It was that freedom that allowed me to walk in and walk out of that restaurant. Nothing I did was going to earn me more love from God or esteem me in His eyes. We do what we do out of a deep love for Him. And His love for us never changes.
And we pray for the strangers because that type of love He gives us is overwhelming.
“Mom, when I said we should go back to Waffle House, it was partly because I wanted to go but just a very small part that felt like God wanted us to go.”
“Well, God’s nudges are often very small.”
“Yeah, I know. He has a still small voice.”
I smiled, “Yes, He does, and the more time we spend with Him, the better we get at hearing His still small voice.”
“Zachary, I don’t know if you noticed this part, but it’s not normal for 2 restaurant employees to stand at your table the entire time you are eating.”
He paused contemplating this.
“Think about it. Has that ever happened to you before?” He continued thinking, slowly I saw his eyes light up. “No, never.”
“It’s just not what you do. You know as a server or a cook to be kind and pleasant, but you are to give the patrons privacy and space, but we prayed and asked God to open up the doors, to draw to us those He wanted us to talk to. And He did it. At night what happens when you turn a light on outside?
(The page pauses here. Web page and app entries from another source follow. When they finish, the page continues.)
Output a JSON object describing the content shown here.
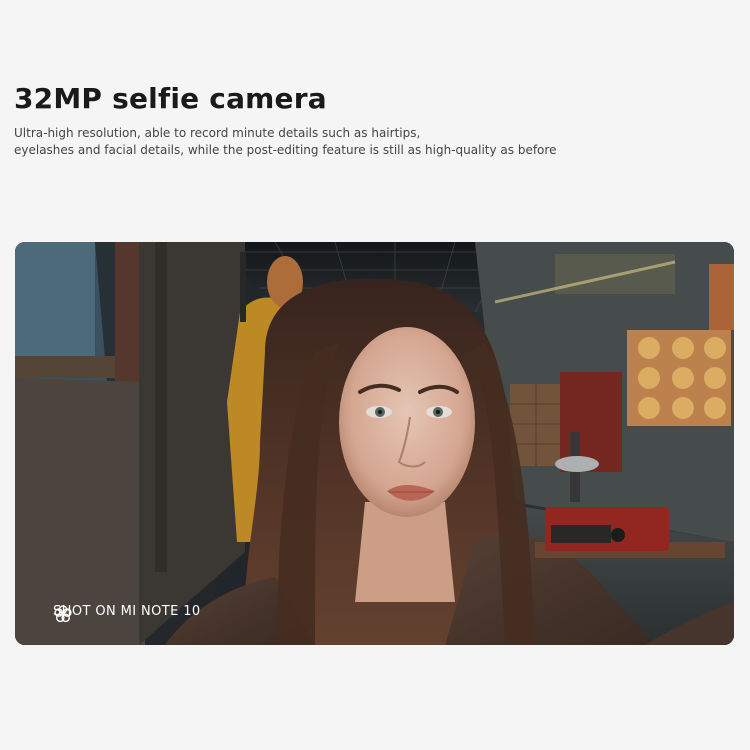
{
  "heading": {
    "title": "32MP selfie camera",
    "description_line1": "Ultra-high resolution, able to record minute details such as hairtips,",
    "description_line2": "eyelashes and facial details, while the post-editing feature is still as high-quality as before"
  },
  "photo": {
    "badge_icon": "mi-camera-logo-icon",
    "badge_text": "SHOT ON MI NOTE 10"
  },
  "colors": {
    "background": "#f5f5f5",
    "title": "#1a1a1a",
    "description": "#444444",
    "badge_text": "#ffffff"
  }
}
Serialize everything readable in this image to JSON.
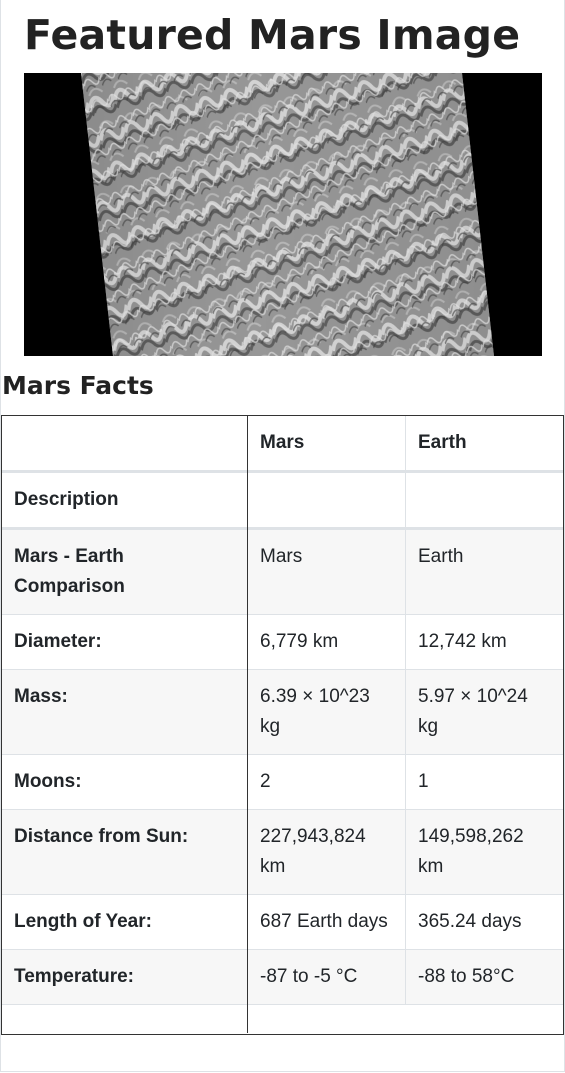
{
  "featured": {
    "title": "Featured Mars Image"
  },
  "facts": {
    "title": "Mars Facts",
    "headers": [
      "",
      "Mars",
      "Earth"
    ],
    "rows": [
      {
        "label": "Description",
        "mars": "",
        "earth": ""
      },
      {
        "label": "Mars - Earth Comparison",
        "mars": "Mars",
        "earth": "Earth"
      },
      {
        "label": "Diameter:",
        "mars": "6,779 km",
        "earth": "12,742 km"
      },
      {
        "label": "Mass:",
        "mars": "6.39 × 10^23 kg",
        "earth": "5.97 × 10^24 kg"
      },
      {
        "label": "Moons:",
        "mars": "2",
        "earth": "1"
      },
      {
        "label": "Distance from Sun:",
        "mars": "227,943,824 km",
        "earth": "149,598,262 km"
      },
      {
        "label": "Length of Year:",
        "mars": "687 Earth days",
        "earth": "365.24 days"
      },
      {
        "label": "Temperature:",
        "mars": "-87 to -5 °C",
        "earth": "-88 to 58°C"
      }
    ]
  }
}
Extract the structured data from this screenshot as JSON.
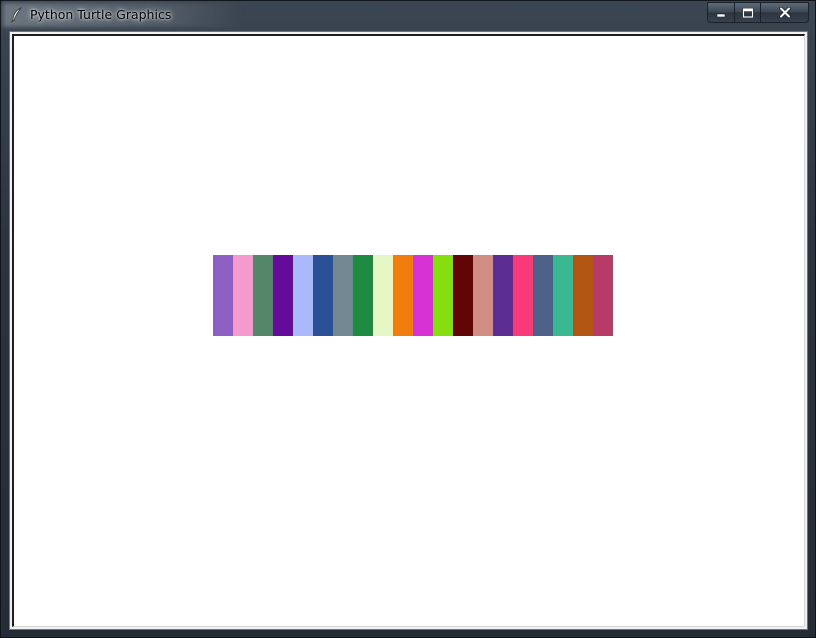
{
  "window": {
    "title": "Python Turtle Graphics",
    "icon": "feather-icon"
  },
  "caption_buttons": {
    "minimize_icon": "minimize-icon",
    "maximize_icon": "maximize-icon",
    "close_icon": "close-icon",
    "minimize_glyph": "▁",
    "maximize_glyph": "□",
    "close_glyph": "✕"
  },
  "canvas": {
    "background": "#ffffff",
    "stripes": [
      "#8d5fc2",
      "#f59acf",
      "#54876a",
      "#650b99",
      "#aab9fc",
      "#2b5096",
      "#728791",
      "#1f8a41",
      "#e4f6c3",
      "#f07d0c",
      "#d733d4",
      "#86de0e",
      "#620506",
      "#d18c84",
      "#5b2d91",
      "#f93979",
      "#4e6088",
      "#3ab894",
      "#b15512",
      "#b83b67"
    ]
  }
}
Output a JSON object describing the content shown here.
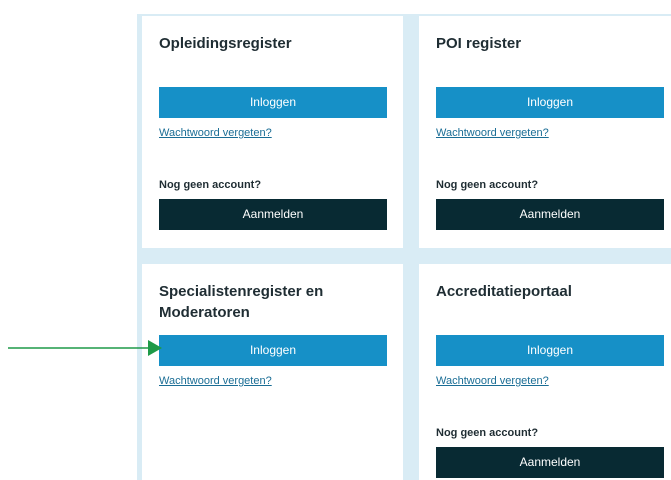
{
  "cards": [
    {
      "title": "Opleidingsregister",
      "login_label": "Inloggen",
      "forgot_label": "Wachtwoord vergeten?",
      "no_account_label": "Nog geen account?",
      "signup_label": "Aanmelden"
    },
    {
      "title": "POI register",
      "login_label": "Inloggen",
      "forgot_label": "Wachtwoord vergeten?",
      "no_account_label": "Nog geen account?",
      "signup_label": "Aanmelden"
    },
    {
      "title_line1": "Specialistenregister en",
      "title_line2": "Moderatoren",
      "login_label": "Inloggen",
      "forgot_label": "Wachtwoord vergeten?"
    },
    {
      "title": "Accreditatieportaal",
      "login_label": "Inloggen",
      "forgot_label": "Wachtwoord vergeten?",
      "no_account_label": "Nog geen account?",
      "signup_label": "Aanmelden"
    }
  ],
  "colors": {
    "panel_background": "#d9ecf5",
    "login_button": "#1690c7",
    "signup_button": "#082a33",
    "link": "#1a6d95",
    "annotation_arrow": "#1e9a48"
  },
  "annotation": {
    "icon": "arrow-right-icon"
  }
}
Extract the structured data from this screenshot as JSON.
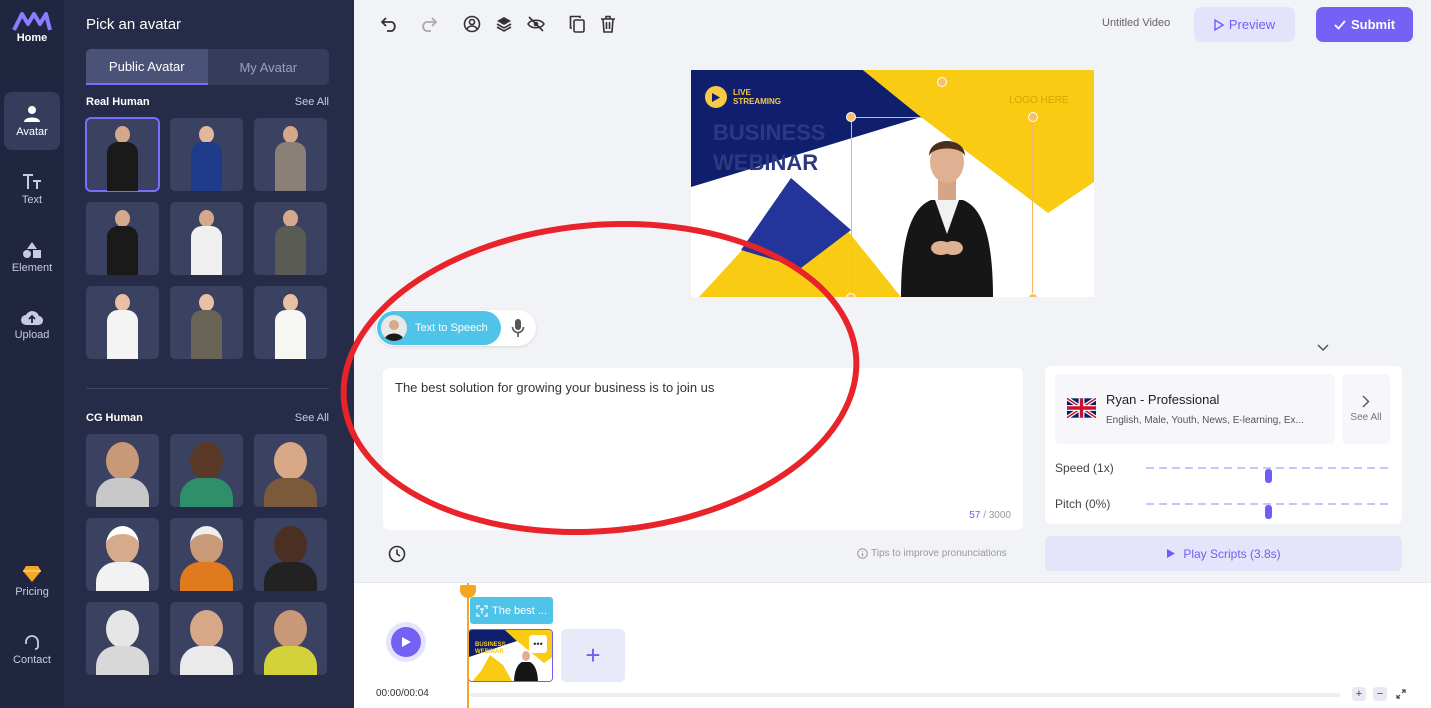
{
  "rail": {
    "home": "Home",
    "items": [
      {
        "label": "Avatar",
        "icon": "person-icon"
      },
      {
        "label": "Text",
        "icon": "text-icon"
      },
      {
        "label": "Element",
        "icon": "shapes-icon"
      },
      {
        "label": "Upload",
        "icon": "cloud-upload-icon"
      }
    ],
    "pricing": "Pricing",
    "contact": "Contact"
  },
  "panel": {
    "title": "Pick an avatar",
    "tabs": [
      "Public Avatar",
      "My Avatar"
    ],
    "real_human": {
      "title": "Real Human",
      "see_all": "See All"
    },
    "cg_human": {
      "title": "CG Human",
      "see_all": "See All"
    }
  },
  "topbar": {
    "doc_title": "Untitled Video",
    "preview": "Preview",
    "submit": "Submit"
  },
  "canvas": {
    "live1": "LIVE",
    "live2": "STREAMING",
    "headline1": "BUSINESS",
    "headline2": "WEBINAR",
    "logo": "LOGO HERE"
  },
  "tts": {
    "label": "Text to Speech",
    "script": "The best solution for growing your business is to join us",
    "count": "57",
    "max": "/ 3000",
    "tips": "Tips to improve pronunciations"
  },
  "voice": {
    "name": "Ryan - Professional",
    "tags": "English, Male, Youth, News, E-learning, Ex...",
    "see_all": "See All",
    "speed_label": "Speed (1x)",
    "pitch_label": "Pitch (0%)",
    "speed_level": 0.5,
    "pitch_level": 0.5,
    "play": "Play Scripts (3.8s)"
  },
  "timeline": {
    "time": "00:00/00:04",
    "clip_label": "The best ...",
    "clip_title1": "BUSINESS",
    "clip_title2": "WEBINAR"
  },
  "colors": {
    "accent": "#7461f5",
    "tts": "#4fc3e8",
    "annotation": "#e8232a"
  }
}
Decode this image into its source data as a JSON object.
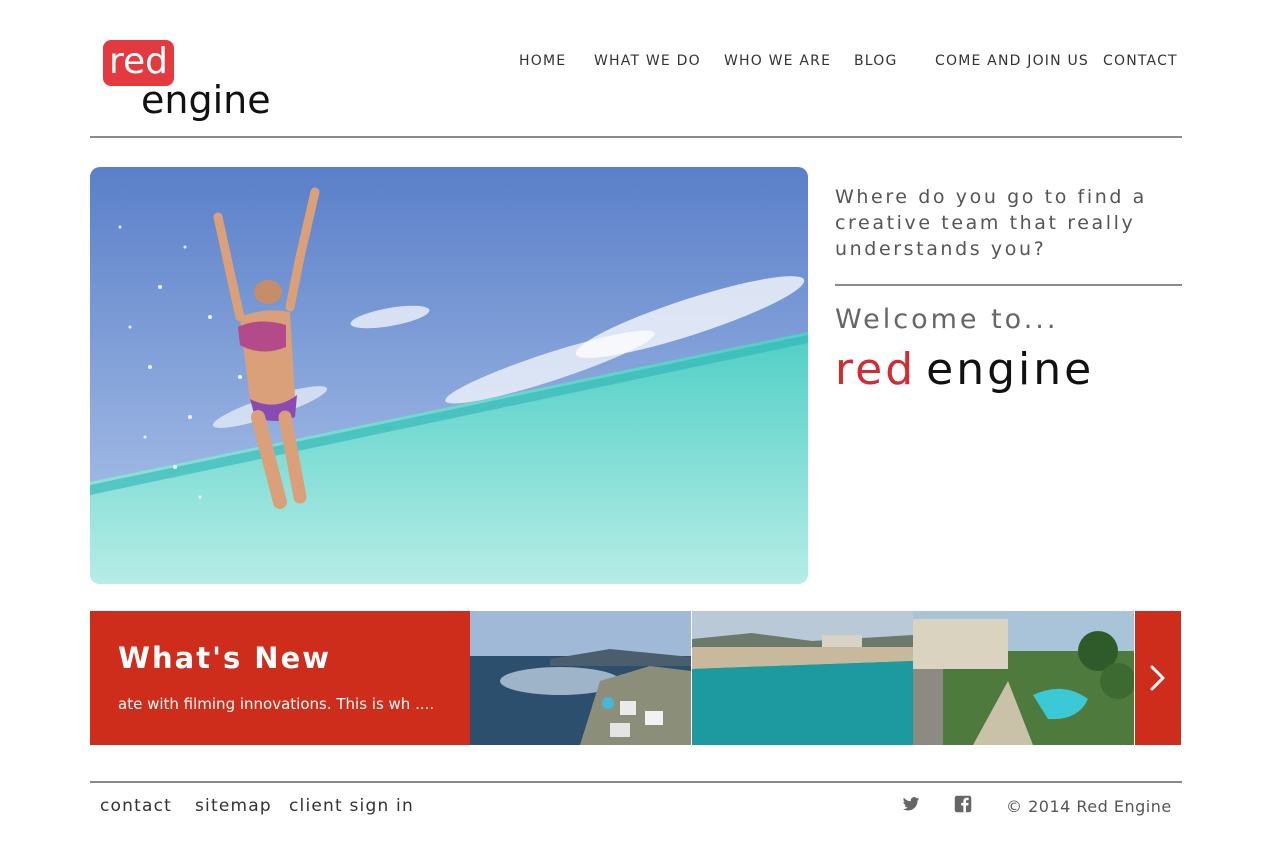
{
  "logo": {
    "red": "red",
    "engine": "engine"
  },
  "nav": {
    "items": [
      {
        "label": "HOME"
      },
      {
        "label": "WHAT WE DO"
      },
      {
        "label": "WHO WE ARE"
      },
      {
        "label": "BLOG"
      },
      {
        "label": "COME AND JOIN US"
      },
      {
        "label": "CONTACT"
      }
    ]
  },
  "hero": {
    "tagline": "Where do you go to find a creative team that really understands you?",
    "welcome": "Welcome to...",
    "brand_red": "red",
    "brand_black": "engine"
  },
  "news": {
    "title": "What's New",
    "ticker": "ate with filming innovations. This is wh ....",
    "next_icon": "chevron-right-icon"
  },
  "footer": {
    "links": [
      "contact",
      "sitemap",
      "client sign in"
    ],
    "social_icons": [
      "twitter-icon",
      "facebook-icon"
    ],
    "copyright": "© 2014 Red Engine"
  },
  "colors": {
    "brand_red": "#e23a3e",
    "strip_red": "#cf2d1c",
    "rule_gray": "#8a8a8a"
  }
}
What happens around the light?”
“Bugs come to it?”
“Yes, but I don’t mean those people are bugs. The light draws us to it. We are drawn to the light. We asked God to draw to us those He wanted. And we asked that He shine His light through us. We got to see God do that.”
I thought through the night that while I didn’t boldly proclaim the gospel, I could beat myself up over that. I could do what the enemy would have me do and focus on myself and my efforts.
Or I could resist the enemy.
Instead of focusing on what I could’ve done (in my own power possibly), I could instead focus on what God did. Only God could draw 2 strangers to stand and talk for 20 minutes at our table. Only God could cause them to comment on liking our christian rock music selections. Only God could do any of that. I thought back to my friend. Maybe we were to be the aroma of Christ.
We got to see what God does when we ask that He allow us to shine His light through us. We got to see Him at work. And I pray we remember that always. What if every day we left asking God to shine His light through us and give us eyes to see Him at work.
I imagine it would change everything.